Emancipation Day by Wayne Grady
I don’t think anyone who has never experienced prejudice, because of colour, race or religion, can understand its impact on those who have.
Wayne Grady’s book Emancipation Day is the story of a young man and his struggle to accept his mixed race heritage. It seems doubtful that he ever will, but we hope that as he matures he will understand that honesty is the best gift he can give his own children.
The story is told by William Henry, his son Jackson “Jack”, and Vivian the young woman who becomes Jack’s wife. Jack is born in 1925 and the novel spans the years from his birth until the early 1950’s, when Jack’s own son is s young boy.
Life in Canada in the 1950’s was pretty “lily white”, the nickname Jack gives Vivian when they first meet. Perhaps not in Windsor, where Jack grew up, but in most of the rest of Canada there were very few “people of colour”. That of course has completely changed, in the cities certainly, although as we know not so much in small towns. Windsor, and Detroit just across the river, were cities divided by race. Race determined what jobs you held, where you shopped and ate, where you sat in the cinema, what neigbourhood you lived in, what hospital you were admitted to.
Jack Lewis, a coloured man who could easily pass as white, wanted to be part of the white world, and so denied his heritage, his parents – and ultimately his own happiness.
The people in Jack’s life, his parents and siblings, and later Vivian and her family were never really allowed to pierce the armour that Jack constructed around himself – his fierce protective shell, his refusal to admit even to himself that he was a light skinned black man.
The Second World War came along and gave Jack a way to leave Windsor, enlisting – his white skin leading all to simply assume that he is a “white” man. Jack becomes a member of the Navy band, and when stationed in St. John’s, Newfoundland he also plays in the military club where the local girls come to serve tea and dance. Vivian, a “girl from Ferryland down the South Shore” is seduced by Jack’s good looks, his music and his charm. Vivian is from an affluent family, her father a trader of goods around the world, her married sister living in a lovely home in the city. There’s a military base down at Quidi Vidi Lake and St. John’s is awash with sailors.
Jack and Vivian become a couple, despite the reservations of her family, and when the war comes to an end, they marry, and head west. Jack is to be de-mobbed in Toronto, and they will visit Jack’s family in Windsor. How Jack can imagine that his heritage will not be obvious is an example of his own denial.
Emancipation Day, the first Sunday in August, the anniversary of the end of slavery in the British Empire, is celebrated in Windsor with a day of picnics and fireworks in the park.

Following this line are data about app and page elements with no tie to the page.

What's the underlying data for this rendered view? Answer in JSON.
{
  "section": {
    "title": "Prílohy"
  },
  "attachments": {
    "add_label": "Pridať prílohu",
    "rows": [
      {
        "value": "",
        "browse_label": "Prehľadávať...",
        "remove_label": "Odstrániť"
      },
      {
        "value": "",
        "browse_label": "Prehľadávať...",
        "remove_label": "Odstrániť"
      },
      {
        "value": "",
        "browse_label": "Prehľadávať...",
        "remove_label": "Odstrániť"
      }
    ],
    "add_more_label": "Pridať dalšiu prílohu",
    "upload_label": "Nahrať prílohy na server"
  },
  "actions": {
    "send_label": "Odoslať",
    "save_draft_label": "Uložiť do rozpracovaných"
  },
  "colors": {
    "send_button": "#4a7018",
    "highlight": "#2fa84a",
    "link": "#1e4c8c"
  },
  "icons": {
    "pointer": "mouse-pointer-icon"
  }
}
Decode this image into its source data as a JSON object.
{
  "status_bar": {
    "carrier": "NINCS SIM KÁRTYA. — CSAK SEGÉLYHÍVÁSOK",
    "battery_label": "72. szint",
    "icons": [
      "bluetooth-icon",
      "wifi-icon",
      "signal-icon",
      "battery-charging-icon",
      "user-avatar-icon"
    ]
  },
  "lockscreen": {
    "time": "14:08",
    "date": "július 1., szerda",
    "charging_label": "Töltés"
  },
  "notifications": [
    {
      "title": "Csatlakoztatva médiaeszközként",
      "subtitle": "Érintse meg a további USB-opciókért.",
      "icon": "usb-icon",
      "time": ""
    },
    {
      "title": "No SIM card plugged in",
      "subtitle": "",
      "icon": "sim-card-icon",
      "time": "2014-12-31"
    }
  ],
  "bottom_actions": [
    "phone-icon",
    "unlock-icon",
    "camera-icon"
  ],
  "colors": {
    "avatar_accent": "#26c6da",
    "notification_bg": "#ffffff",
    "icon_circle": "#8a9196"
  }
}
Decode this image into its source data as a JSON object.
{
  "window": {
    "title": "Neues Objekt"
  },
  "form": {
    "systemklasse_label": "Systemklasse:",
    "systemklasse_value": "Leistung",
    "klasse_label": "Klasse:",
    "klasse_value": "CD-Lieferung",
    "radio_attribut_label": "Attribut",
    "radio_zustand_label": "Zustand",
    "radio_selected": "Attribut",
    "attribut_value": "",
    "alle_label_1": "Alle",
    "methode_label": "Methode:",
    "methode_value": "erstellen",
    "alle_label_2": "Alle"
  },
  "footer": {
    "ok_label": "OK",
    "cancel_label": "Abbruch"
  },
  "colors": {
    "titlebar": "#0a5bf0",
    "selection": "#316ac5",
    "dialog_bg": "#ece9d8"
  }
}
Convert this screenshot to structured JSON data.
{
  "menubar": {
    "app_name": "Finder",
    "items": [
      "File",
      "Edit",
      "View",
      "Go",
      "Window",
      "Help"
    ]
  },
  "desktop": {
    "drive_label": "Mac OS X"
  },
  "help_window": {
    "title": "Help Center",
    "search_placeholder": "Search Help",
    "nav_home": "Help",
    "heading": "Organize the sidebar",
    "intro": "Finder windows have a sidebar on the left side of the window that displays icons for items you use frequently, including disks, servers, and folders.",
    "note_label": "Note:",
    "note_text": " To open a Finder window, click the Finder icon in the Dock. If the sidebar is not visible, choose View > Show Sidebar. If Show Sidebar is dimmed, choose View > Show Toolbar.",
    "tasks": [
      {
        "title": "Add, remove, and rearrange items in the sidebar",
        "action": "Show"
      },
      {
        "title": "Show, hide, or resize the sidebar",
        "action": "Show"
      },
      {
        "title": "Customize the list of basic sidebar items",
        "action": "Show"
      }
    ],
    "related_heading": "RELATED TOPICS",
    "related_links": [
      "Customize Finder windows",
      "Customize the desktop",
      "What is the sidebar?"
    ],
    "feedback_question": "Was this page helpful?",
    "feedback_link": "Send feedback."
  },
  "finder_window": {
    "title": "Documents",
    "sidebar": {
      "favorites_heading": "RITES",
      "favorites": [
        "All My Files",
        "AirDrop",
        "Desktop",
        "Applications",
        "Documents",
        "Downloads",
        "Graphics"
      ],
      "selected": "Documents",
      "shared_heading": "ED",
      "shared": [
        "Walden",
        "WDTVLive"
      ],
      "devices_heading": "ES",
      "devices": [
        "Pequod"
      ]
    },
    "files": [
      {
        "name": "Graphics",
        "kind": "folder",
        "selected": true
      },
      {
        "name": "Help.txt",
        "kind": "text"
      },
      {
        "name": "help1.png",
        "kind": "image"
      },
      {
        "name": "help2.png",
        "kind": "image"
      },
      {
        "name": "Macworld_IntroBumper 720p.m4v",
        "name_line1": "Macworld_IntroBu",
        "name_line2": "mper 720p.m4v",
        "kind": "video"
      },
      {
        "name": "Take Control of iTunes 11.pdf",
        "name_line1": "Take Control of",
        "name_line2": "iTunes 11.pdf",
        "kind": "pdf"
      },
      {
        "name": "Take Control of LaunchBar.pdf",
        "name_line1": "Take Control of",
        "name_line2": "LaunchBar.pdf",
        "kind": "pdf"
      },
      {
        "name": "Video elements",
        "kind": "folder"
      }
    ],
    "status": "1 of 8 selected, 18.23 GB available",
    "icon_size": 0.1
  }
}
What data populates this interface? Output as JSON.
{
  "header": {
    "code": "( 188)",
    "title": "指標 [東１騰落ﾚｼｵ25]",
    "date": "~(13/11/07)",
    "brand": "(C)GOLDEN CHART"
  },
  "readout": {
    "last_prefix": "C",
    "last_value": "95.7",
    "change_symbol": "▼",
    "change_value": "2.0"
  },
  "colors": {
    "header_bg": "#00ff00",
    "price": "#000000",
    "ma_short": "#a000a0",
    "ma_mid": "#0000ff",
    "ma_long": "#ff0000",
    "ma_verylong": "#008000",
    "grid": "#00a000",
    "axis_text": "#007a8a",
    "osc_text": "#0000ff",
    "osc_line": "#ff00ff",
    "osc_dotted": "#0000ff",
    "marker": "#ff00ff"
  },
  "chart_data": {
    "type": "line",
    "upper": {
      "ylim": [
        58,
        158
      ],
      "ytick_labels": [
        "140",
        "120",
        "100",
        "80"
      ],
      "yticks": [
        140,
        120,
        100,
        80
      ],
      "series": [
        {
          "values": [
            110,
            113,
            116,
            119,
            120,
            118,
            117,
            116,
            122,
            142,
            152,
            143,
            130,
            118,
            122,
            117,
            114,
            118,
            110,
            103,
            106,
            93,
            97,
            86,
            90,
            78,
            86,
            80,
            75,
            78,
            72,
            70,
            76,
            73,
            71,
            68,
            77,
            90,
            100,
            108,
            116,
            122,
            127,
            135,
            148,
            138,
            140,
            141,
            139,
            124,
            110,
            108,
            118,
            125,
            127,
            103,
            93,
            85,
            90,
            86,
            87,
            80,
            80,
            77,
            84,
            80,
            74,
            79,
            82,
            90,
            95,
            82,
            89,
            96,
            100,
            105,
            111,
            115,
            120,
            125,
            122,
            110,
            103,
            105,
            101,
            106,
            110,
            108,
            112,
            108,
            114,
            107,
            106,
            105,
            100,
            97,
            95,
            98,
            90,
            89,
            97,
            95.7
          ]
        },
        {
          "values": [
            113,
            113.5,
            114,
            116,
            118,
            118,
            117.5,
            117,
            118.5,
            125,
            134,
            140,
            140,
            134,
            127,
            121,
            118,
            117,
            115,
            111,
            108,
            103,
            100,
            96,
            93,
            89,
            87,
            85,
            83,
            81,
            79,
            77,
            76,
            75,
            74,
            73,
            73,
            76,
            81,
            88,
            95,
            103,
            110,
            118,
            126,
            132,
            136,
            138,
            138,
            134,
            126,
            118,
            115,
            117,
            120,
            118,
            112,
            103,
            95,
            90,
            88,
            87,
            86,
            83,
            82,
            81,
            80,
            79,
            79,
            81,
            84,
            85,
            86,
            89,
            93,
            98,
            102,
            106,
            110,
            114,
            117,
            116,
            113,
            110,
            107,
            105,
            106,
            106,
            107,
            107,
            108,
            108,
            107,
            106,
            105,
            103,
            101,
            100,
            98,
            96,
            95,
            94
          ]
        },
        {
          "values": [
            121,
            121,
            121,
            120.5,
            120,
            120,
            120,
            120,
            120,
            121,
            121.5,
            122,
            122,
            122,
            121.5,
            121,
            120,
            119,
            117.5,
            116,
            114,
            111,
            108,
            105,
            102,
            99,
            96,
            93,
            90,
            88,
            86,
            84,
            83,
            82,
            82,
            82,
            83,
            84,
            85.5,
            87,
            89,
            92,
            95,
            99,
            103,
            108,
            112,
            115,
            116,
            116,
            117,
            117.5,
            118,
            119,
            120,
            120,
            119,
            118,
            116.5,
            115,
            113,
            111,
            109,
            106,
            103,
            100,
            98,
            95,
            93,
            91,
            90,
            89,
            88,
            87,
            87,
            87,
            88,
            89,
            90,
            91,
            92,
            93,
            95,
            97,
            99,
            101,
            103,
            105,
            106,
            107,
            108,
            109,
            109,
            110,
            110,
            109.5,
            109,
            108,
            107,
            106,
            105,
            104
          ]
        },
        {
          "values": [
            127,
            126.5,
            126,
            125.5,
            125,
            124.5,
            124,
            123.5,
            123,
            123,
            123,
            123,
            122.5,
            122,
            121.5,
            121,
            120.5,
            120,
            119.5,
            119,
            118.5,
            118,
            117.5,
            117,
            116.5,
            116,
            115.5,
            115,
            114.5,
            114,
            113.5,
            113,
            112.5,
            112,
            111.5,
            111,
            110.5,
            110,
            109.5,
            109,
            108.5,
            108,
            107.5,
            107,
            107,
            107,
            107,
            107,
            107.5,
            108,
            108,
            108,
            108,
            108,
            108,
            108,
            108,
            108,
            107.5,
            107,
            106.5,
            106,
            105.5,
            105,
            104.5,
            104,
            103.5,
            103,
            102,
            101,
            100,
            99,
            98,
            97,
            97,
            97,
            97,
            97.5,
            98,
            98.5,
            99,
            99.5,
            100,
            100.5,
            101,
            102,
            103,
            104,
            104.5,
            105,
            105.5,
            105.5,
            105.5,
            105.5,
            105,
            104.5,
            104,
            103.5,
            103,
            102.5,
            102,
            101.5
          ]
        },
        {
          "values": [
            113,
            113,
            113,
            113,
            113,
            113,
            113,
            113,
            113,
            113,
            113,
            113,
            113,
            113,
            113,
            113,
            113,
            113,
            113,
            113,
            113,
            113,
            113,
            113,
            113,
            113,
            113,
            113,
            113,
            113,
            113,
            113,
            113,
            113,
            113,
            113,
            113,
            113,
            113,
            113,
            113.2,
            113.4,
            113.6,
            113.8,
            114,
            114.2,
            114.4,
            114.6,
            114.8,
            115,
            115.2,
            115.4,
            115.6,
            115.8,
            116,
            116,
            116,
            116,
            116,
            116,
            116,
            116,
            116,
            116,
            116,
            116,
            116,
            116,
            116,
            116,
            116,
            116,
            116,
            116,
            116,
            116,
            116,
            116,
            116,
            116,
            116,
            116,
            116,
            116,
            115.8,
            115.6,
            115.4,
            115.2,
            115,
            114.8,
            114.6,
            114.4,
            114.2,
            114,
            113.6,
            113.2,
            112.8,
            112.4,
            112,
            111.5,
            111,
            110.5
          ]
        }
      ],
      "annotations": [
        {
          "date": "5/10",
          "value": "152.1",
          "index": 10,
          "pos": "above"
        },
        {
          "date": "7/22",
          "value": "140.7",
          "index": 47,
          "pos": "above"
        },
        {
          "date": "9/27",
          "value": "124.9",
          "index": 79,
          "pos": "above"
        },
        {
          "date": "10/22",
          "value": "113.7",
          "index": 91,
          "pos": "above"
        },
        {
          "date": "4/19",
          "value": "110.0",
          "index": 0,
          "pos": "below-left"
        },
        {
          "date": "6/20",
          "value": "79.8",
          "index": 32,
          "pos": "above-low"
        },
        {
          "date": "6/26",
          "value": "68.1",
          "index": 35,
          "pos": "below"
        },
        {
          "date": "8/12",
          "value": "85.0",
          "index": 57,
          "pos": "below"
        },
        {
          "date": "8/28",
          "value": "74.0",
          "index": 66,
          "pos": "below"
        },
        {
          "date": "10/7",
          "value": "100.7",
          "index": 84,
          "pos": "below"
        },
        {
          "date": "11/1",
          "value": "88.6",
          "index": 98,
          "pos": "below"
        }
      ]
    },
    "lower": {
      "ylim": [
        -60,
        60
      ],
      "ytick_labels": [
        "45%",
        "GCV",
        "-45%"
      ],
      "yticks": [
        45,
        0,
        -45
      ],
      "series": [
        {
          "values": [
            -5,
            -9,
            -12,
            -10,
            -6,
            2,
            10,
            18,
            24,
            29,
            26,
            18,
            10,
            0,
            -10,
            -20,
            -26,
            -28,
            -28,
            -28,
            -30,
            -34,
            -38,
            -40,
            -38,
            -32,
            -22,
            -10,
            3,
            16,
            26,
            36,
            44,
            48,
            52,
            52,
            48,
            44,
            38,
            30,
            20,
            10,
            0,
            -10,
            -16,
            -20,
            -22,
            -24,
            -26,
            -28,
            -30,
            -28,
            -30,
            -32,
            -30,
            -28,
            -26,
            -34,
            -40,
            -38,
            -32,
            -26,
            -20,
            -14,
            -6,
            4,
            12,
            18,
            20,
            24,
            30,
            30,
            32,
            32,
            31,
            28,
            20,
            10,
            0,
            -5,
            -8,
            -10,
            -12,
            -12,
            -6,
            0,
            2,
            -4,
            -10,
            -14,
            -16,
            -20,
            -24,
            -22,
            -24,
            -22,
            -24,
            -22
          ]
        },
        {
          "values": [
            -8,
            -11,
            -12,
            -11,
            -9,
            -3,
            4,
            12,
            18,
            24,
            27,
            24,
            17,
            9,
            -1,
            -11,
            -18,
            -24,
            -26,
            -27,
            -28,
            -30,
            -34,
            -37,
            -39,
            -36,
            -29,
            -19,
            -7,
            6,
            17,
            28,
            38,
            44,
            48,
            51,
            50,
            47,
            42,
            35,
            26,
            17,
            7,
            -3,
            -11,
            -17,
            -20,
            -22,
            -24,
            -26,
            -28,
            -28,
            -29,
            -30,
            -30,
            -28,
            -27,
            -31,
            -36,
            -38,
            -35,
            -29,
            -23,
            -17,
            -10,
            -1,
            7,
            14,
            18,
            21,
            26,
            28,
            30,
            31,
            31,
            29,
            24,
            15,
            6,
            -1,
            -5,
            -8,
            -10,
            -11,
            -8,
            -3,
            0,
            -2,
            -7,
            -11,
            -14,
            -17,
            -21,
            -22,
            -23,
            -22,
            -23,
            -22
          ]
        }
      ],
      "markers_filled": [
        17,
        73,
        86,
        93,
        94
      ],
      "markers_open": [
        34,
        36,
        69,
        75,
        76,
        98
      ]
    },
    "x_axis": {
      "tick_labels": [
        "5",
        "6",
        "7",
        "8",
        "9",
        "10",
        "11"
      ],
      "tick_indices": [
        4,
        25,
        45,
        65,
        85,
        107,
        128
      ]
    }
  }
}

We experience the Emancipation Day celebrations a number of times in the novel as the days of Jack’s youth are revealed.
When I did a little research I discovered that Wayne Grady grew up much as we imagine Jack’s son does – and that the character of Jack is very much modeled on Wayne Grady’s own father – who was in the Air Force and did meet his wife in Newfoundland. In 1995, while browsing through the microfiche in the library in Windsor, looking for information about his ancestors, Wayne Grady was stunned to read that the heritage of his family members was listed as “African.” He had grown up believing the family had come from Ireland generations earlier, dropping the O from O’Grady.
Wayne Grady says his first thought was, “My father’s family – my family – was not from Ireland; we were from Africa. We were – we are – African Canadians. My second thought was: I have a book.”
I enjoyed reading Emancipation Day and wonder where Wayne Grady might go next with this story – will he be tempted to fictionalize the story of his own life, or even better tell the whole story of his life and that of his ancestors in a work of non-fiction? Somehow I very much doubt that he has finished with this story.